By Jeff Francis, Assistant Administrator, Nashville
The Bureau recently revised its General Rules. The revised rules took effect on May 31 and were designed to make claims handling more efficient and uniform.
In summary, the revisions include:
- Carriers are now required to provide employers a copy of the Notice of Employer Rights and Responsibilities whenever a policy is written or renewed. This should help educate employers about how to better handle a reported injury.
- Employers are required to accept any notice of a claim from an injured worker and to report that claim to their carrier within one business day. Thus, employers should not “deny” claims and never report them to their carriers.
- When forms are used, the forms on the Bureau’s website are required. They may not be changed in any manner.
- The rules now contain an all-encompassing penalty, $50-$5,000, which may be assessed for a violation of any Bureau rule that doesn’t have its own penalty provision.
- The requirement for employers to display the Posting Notice is included within the rules. The Notice has been revised to make it a little more noticeable and should help injured employees know to whom they should report their claims. Carriers are required to send a copy of the Notice to employers when a policy is written or renewed.
- Medical panels must be provided within three business days from the date that employers receive notice of an injury, not five days as the old rules required.
- Physicians listed must be willing and able to treat in a timely manner.
- If emergent care is required, a panel should be provided after the worker has received emergency treatment and is stabilized.
- Employers may direct injured employees to onsite caregivers, but this doesn’t alleviate the requirement for a panel. The onsite doctor may be listed on the panel but cannot replace the panel. Onsite care may also be used to determine the type of physicians needed on the panel.
- Walk-in clinics may be listed on panels, but they must be accompanied by the name of the supervising physician. Three walk-in clinics within the same provider chain may be listed, but three separate physicians must also be named.
- If a medical practice is named rather than an individual physician, and multiple physicians at that practice accept workers’ compensation patients, the employee is allowed the final selection as to which of those physicians to see.
- Nurse practitioners and physicians assistants may see and treat workers’ compensation patients, but they cannot be listed on panels, give causation determinations, determine dates of MMI or provide impairment ratings.

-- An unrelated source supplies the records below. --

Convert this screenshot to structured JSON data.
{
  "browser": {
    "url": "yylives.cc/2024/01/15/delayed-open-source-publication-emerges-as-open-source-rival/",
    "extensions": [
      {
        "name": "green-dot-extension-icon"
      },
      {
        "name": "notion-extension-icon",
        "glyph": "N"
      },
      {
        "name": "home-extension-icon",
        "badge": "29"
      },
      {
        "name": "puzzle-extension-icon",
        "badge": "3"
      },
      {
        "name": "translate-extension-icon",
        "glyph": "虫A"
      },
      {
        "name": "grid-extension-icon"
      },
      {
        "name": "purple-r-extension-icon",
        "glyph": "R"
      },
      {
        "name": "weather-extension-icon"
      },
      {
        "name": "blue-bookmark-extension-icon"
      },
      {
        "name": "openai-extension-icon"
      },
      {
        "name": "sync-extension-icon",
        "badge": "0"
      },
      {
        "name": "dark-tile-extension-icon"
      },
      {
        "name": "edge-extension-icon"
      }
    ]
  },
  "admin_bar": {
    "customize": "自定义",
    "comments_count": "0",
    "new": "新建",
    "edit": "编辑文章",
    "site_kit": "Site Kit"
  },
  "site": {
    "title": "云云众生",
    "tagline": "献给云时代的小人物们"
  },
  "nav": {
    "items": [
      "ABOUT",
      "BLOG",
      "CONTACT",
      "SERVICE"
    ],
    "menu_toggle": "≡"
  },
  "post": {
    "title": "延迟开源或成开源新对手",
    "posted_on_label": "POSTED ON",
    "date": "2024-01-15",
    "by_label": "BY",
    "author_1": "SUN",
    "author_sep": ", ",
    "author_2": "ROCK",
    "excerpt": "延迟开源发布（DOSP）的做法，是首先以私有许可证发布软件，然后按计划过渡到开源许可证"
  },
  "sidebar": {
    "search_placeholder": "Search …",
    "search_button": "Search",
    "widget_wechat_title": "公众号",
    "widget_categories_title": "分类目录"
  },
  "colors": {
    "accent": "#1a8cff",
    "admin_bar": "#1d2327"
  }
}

Also remember that the Bureau will be closed tomorrow for Independence Day. Have a happy and safe holiday.